-- Opening Marker --
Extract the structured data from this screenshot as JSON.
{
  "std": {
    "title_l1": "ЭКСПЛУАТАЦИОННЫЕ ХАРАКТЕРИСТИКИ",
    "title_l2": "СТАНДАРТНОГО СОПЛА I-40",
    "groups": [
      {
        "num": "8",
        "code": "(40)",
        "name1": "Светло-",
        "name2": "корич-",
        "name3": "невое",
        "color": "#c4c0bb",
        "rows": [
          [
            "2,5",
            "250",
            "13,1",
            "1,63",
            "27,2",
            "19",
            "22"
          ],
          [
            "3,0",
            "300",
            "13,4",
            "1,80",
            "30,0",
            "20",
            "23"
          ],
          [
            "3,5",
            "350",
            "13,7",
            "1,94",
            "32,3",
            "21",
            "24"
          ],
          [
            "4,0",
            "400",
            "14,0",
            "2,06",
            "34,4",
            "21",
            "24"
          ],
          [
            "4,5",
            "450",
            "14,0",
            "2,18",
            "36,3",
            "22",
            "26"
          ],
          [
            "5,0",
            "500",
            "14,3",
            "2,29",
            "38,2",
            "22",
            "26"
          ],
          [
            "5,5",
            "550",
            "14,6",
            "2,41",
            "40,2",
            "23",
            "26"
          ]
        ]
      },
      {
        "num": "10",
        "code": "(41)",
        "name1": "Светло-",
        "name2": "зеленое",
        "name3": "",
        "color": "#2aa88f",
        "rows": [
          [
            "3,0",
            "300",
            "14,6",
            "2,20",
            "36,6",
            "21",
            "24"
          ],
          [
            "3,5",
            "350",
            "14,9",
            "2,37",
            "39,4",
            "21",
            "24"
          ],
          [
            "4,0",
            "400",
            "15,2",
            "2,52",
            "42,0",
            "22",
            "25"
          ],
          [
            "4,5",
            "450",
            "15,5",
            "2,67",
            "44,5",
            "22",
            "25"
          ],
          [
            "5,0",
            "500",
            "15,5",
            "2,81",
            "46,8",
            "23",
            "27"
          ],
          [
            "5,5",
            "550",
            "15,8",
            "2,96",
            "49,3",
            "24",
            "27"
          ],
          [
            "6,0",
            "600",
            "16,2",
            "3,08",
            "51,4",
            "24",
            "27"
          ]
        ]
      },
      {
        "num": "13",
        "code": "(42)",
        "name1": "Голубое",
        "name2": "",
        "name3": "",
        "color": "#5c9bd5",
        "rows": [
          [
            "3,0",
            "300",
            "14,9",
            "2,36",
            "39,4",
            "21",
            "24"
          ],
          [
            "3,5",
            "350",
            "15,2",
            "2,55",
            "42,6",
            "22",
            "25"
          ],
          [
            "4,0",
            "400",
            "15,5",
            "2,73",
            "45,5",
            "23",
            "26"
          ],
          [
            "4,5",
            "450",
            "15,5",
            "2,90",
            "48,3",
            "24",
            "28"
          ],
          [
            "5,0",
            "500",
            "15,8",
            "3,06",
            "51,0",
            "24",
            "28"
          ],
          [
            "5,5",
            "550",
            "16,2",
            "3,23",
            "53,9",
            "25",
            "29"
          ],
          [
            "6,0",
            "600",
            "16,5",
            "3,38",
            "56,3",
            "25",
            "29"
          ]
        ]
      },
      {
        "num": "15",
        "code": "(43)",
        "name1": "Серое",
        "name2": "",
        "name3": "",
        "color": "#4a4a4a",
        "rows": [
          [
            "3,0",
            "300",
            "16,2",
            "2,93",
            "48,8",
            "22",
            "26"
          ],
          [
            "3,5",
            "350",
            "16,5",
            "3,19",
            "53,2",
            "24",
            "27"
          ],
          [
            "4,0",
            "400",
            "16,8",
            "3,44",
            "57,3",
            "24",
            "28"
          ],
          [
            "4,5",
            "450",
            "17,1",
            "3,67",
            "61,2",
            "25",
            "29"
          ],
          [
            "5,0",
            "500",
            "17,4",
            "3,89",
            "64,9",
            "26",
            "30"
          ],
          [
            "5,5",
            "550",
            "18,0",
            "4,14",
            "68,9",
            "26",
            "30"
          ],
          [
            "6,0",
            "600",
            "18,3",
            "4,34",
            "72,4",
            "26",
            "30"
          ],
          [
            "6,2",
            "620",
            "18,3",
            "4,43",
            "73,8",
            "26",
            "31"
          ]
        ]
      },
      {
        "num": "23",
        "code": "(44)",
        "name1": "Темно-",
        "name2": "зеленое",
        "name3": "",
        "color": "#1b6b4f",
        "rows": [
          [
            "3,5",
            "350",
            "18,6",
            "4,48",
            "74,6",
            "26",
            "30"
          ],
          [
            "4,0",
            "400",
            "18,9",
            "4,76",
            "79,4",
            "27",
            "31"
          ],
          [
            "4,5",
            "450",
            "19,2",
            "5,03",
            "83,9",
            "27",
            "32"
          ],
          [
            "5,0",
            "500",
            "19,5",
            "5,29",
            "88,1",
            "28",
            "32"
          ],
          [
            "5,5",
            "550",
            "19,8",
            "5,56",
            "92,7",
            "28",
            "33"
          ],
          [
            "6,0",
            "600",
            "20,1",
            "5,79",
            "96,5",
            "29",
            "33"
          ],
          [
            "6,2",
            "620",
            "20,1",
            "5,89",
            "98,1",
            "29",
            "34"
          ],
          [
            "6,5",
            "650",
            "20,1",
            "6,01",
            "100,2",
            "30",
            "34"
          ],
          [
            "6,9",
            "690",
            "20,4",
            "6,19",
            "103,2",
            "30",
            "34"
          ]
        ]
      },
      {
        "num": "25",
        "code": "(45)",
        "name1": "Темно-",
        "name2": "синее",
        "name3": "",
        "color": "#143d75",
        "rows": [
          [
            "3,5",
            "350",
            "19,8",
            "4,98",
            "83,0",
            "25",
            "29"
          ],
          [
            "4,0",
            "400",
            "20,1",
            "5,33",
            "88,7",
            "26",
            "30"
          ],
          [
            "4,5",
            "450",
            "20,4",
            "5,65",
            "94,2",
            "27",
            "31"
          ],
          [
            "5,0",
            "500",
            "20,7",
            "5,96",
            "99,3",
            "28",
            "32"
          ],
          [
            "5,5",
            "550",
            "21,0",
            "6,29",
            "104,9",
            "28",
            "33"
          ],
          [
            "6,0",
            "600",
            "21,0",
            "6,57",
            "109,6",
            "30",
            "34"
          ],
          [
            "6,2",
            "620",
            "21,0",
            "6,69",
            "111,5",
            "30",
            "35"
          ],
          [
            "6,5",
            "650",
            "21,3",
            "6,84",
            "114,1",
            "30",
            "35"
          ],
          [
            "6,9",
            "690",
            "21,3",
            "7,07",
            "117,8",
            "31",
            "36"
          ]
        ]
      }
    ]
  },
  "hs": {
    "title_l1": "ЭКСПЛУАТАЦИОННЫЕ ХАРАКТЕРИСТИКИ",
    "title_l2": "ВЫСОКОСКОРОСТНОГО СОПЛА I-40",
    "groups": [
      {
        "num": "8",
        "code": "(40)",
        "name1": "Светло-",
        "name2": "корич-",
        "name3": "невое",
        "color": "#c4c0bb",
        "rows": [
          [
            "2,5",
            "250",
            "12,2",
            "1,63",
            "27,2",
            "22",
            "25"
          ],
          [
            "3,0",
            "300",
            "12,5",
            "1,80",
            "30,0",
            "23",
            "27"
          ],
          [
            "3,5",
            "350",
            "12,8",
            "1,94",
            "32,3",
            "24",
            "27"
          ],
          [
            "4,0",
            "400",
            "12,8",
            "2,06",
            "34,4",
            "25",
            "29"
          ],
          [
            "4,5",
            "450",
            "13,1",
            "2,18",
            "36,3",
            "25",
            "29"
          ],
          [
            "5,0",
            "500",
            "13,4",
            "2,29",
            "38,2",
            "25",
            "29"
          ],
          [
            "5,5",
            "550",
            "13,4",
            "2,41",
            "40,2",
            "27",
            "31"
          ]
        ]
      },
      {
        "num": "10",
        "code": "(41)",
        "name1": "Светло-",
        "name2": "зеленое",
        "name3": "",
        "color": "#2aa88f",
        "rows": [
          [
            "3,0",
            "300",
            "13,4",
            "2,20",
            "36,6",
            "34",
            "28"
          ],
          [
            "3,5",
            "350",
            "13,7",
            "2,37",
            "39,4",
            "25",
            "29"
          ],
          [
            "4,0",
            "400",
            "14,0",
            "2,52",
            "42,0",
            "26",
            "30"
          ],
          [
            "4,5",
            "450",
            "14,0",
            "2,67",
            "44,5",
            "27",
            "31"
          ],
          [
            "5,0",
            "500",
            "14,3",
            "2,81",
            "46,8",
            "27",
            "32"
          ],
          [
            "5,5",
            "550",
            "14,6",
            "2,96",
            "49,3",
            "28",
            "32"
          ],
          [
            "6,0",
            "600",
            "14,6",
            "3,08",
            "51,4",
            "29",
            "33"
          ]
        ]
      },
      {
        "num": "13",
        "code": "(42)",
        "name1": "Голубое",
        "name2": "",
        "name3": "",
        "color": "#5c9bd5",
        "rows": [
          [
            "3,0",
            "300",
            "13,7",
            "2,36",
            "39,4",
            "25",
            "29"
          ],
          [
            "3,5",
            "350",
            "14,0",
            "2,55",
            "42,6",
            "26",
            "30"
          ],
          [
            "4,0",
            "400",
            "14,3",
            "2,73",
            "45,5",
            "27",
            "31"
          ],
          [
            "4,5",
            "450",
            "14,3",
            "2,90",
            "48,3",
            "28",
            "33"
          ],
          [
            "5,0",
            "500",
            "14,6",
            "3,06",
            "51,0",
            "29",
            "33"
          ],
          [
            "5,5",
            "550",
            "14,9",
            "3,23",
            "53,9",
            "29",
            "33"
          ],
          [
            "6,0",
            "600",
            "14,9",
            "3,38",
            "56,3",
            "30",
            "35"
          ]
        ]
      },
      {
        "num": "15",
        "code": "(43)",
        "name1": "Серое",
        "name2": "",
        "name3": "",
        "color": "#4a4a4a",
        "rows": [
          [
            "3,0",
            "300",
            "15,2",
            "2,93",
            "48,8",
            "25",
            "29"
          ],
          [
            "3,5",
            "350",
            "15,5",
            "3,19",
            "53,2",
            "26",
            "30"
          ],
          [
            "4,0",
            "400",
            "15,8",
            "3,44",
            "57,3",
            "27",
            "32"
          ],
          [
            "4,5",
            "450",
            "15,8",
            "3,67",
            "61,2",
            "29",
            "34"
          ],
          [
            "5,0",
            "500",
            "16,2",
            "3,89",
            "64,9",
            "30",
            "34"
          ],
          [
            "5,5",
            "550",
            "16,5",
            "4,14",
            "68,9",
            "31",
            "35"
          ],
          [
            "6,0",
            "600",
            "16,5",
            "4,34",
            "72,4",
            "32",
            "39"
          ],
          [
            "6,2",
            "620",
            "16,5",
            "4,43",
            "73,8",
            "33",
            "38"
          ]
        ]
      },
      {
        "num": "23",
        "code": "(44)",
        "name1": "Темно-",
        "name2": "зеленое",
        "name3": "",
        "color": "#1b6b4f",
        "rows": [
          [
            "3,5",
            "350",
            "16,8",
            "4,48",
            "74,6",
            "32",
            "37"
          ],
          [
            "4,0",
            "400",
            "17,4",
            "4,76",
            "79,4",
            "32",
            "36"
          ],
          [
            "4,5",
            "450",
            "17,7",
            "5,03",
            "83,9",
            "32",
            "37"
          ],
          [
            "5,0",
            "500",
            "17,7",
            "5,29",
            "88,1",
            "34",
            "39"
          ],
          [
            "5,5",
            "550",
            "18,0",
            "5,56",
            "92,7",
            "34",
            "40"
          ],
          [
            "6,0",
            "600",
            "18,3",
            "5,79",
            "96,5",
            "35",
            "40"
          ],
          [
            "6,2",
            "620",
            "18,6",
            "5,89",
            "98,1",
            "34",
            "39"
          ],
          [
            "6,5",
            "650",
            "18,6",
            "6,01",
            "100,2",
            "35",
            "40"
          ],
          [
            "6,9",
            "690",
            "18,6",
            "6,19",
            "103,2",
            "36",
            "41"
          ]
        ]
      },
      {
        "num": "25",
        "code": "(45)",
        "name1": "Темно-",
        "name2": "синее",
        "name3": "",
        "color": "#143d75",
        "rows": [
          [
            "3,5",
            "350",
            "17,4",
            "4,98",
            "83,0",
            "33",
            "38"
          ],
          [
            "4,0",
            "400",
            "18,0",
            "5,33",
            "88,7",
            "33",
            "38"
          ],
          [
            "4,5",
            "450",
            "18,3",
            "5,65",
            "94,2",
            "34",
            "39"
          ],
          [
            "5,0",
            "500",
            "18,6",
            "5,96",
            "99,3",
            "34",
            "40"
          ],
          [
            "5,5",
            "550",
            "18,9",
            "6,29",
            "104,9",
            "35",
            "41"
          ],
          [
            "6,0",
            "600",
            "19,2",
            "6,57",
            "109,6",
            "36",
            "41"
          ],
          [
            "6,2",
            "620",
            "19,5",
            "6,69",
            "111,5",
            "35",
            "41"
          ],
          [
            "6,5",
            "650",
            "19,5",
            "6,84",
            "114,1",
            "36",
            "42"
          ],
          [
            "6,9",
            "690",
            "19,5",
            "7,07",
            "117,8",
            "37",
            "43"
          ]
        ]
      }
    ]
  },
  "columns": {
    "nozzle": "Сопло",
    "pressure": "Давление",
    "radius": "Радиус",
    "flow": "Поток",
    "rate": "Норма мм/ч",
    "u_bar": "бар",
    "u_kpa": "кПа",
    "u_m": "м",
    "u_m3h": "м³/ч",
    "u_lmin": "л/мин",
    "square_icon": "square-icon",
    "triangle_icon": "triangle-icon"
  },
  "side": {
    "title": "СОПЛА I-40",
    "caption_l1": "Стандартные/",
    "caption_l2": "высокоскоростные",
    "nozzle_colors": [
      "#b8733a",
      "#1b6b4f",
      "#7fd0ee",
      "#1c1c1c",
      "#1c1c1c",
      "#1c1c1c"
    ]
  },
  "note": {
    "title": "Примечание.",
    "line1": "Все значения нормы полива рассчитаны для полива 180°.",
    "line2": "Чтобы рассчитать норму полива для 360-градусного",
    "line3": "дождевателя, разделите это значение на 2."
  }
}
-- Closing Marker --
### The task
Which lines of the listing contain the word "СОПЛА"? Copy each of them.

### Written solution
    "title_l2": "СТАНДАРТНОГО СОПЛА I-40",
    "title_l2": "ВЫСОКОСКОРОСТНОГО СОПЛА I-40",
    "title": "СОПЛА I-40",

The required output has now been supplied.